The legend of St. Mark.
‘This legend [to which my attention was called by my friend Charles Sumner], is the subject of a celebrated picture by Tintoretto, of which Mr. Rogers possesses the original sketch. The slave lies on the ground, amid a crowd of spectators, who look on, animated by all the various emotions of sympathy, rage, terror; a woman, in front, with a child in her arms, has always been admired for the lifelike vivacity of her attitude and expression. The executioner holds up the broken implements; St. Mark, with a headlong movement, seems to rush down from heaven in haste to save his worshipper.
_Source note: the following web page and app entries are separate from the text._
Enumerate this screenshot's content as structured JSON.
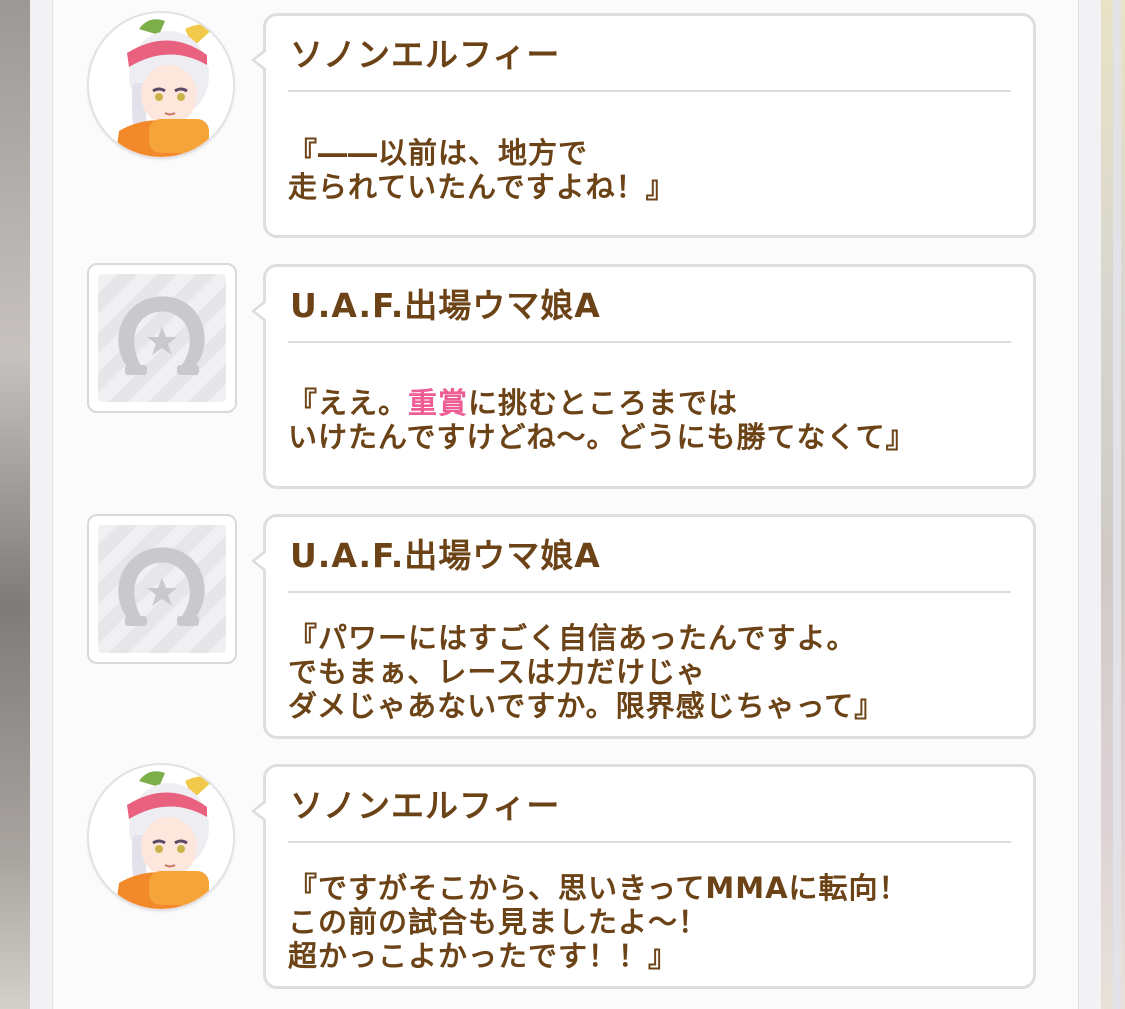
{
  "entries": [
    {
      "speaker": "ソノンエルフィー",
      "avatar": "character-portrait",
      "lines": [
        "『――以前は、地方で",
        "走られていたんですよね！』"
      ]
    },
    {
      "speaker": "U.A.F.出場ウマ娘A",
      "avatar": "horseshoe-placeholder-icon",
      "line1_pre": "『ええ。",
      "line1_highlight": "重賞",
      "line1_post": "に挑むところまでは",
      "line2": "いけたんですけどね～。どうにも勝てなくて』"
    },
    {
      "speaker": "U.A.F.出場ウマ娘A",
      "avatar": "horseshoe-placeholder-icon",
      "lines": [
        "『パワーにはすごく自信あったんですよ。",
        "でもまぁ、レースは力だけじゃ",
        "ダメじゃあないですか。限界感じちゃって』"
      ]
    },
    {
      "speaker": "ソノンエルフィー",
      "avatar": "character-portrait",
      "lines": [
        "『ですがそこから、思いきってMMAに転向！",
        "この前の試合も見ましたよ～！",
        "超かっこよかったです！！』"
      ]
    }
  ],
  "colors": {
    "text": "#6b4316",
    "highlight": "#ef5d95",
    "bubble_border": "#dedde2"
  }
}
The dramatic grouping in this picture is wonderful; the coloring, in its gorgeous depth and harmony, is, in Mr. Rogers's sketch, finer than in the picture.’ —Mrs. Jame-son's Sacred and Legendary Art, i. 154.the day is closing dark and cold,
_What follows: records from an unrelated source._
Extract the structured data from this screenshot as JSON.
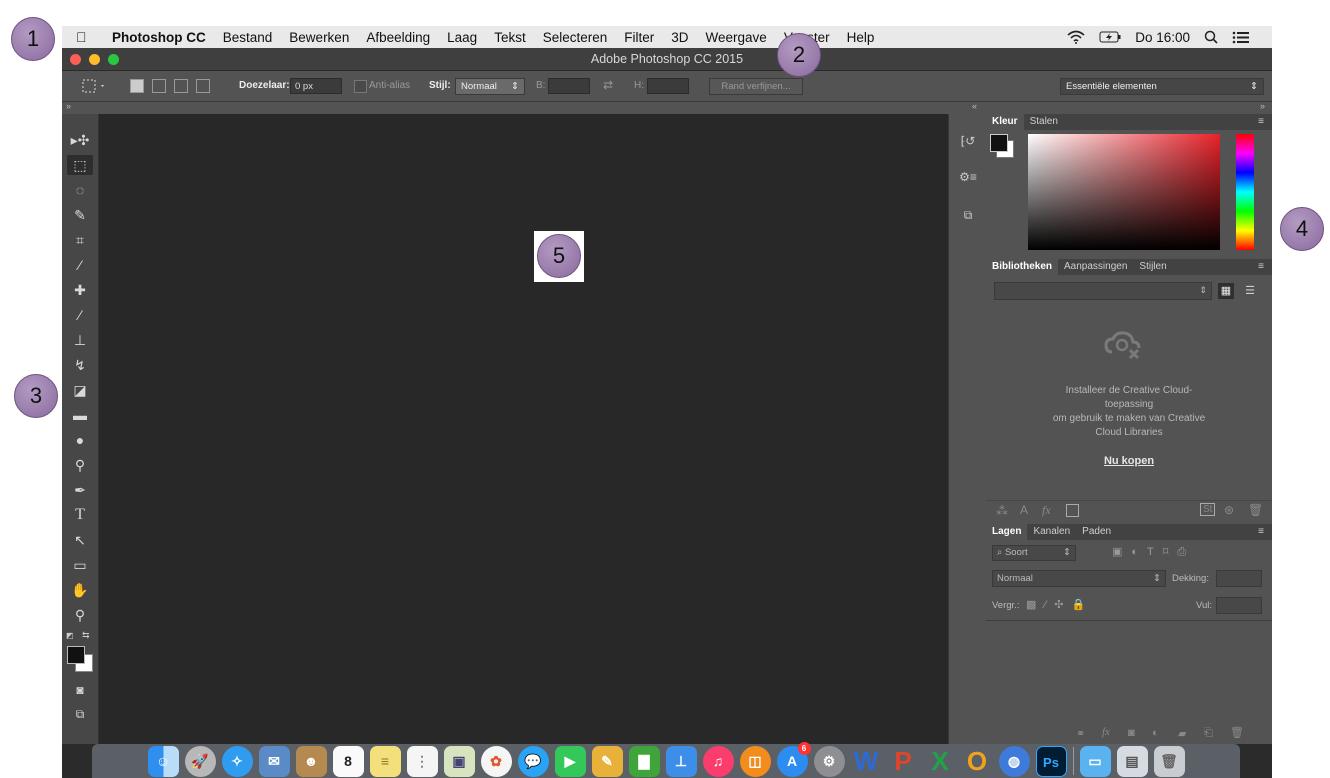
{
  "menubar": {
    "app_name": "Photoshop CC",
    "items": [
      "Bestand",
      "Bewerken",
      "Afbeelding",
      "Laag",
      "Tekst",
      "Selecteren",
      "Filter",
      "3D",
      "Weergave",
      "Venster",
      "Help"
    ],
    "clock": "Do 16:00"
  },
  "window": {
    "title": "Adobe Photoshop CC 2015"
  },
  "options_bar": {
    "doezelaar_label": "Doezelaar:",
    "doezelaar_value": "0 px",
    "anti_alias_label": "Anti-alias",
    "stijl_label": "Stijl:",
    "stijl_value": "Normaal",
    "b_label": "B:",
    "h_label": "H:",
    "refine_button": "Rand verfijnen...",
    "workspace": "Essentiële elementen"
  },
  "color_panel": {
    "tabs": [
      "Kleur",
      "Stalen"
    ]
  },
  "libraries_panel": {
    "tabs": [
      "Bibliotheken",
      "Aanpassingen",
      "Stijlen"
    ],
    "message_line1": "Installeer de Creative Cloud-",
    "message_line2": "toepassing",
    "message_line3": "om gebruik te maken van Creative",
    "message_line4": "Cloud Libraries",
    "buy_link": "Nu kopen"
  },
  "layers_panel": {
    "tabs": [
      "Lagen",
      "Kanalen",
      "Paden"
    ],
    "filter_label": "Soort",
    "blend_mode": "Normaal",
    "opacity_label": "Dekking:",
    "lock_label": "Vergr.:",
    "fill_label": "Vul:"
  },
  "dock": {
    "ps_label": "Ps",
    "calendar_day": "8",
    "badge_count": "6"
  },
  "callouts": [
    "1",
    "2",
    "3",
    "4",
    "5"
  ],
  "colors": {
    "canvas": "#282828",
    "panel": "#535353",
    "callout": "#9a7bb0"
  }
}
With roaring blast and sleety showers;
And through the dusk the lilacs wear
The bloom of snow, instead of flowers.
I turn me from the gloom without,
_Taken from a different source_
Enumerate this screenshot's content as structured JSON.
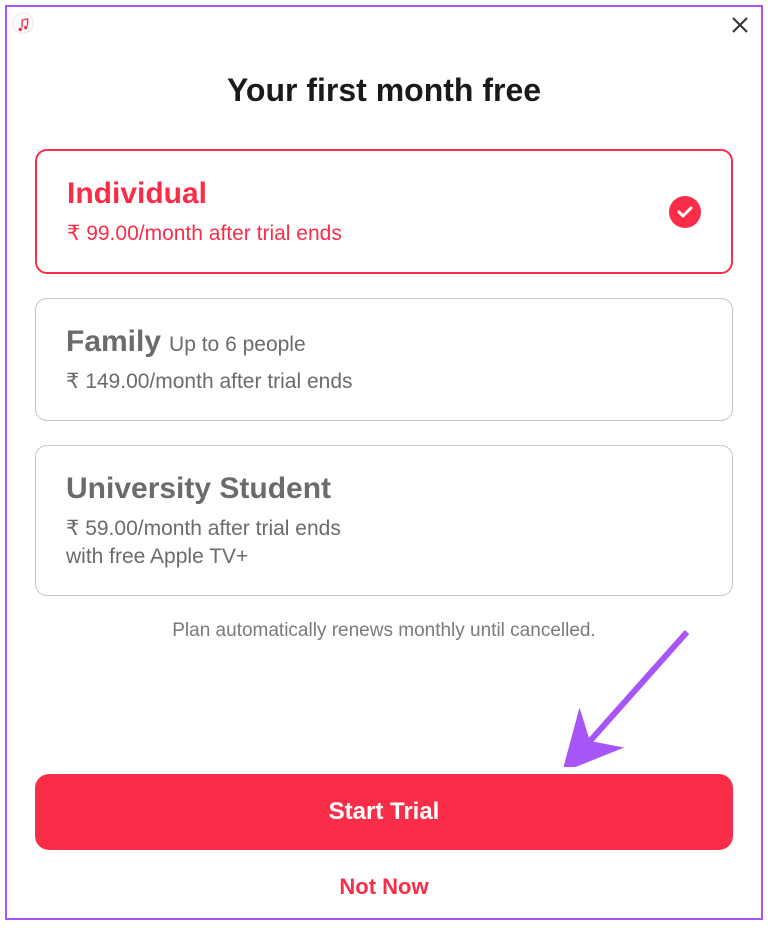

To ponder o'er a tale of old;
A legend of the age of Faith,
By dreaming monk or abbess told.
On Tintoretto's canvas lives
That fancy of a loving heart,
In graceful lines and shapes of power,
And hues immortal as his art.
In Provence (so the story runs)
There lived a lord, to whom, as slave,
A peasant-boy of tender years
The chance of trade or conquest gave.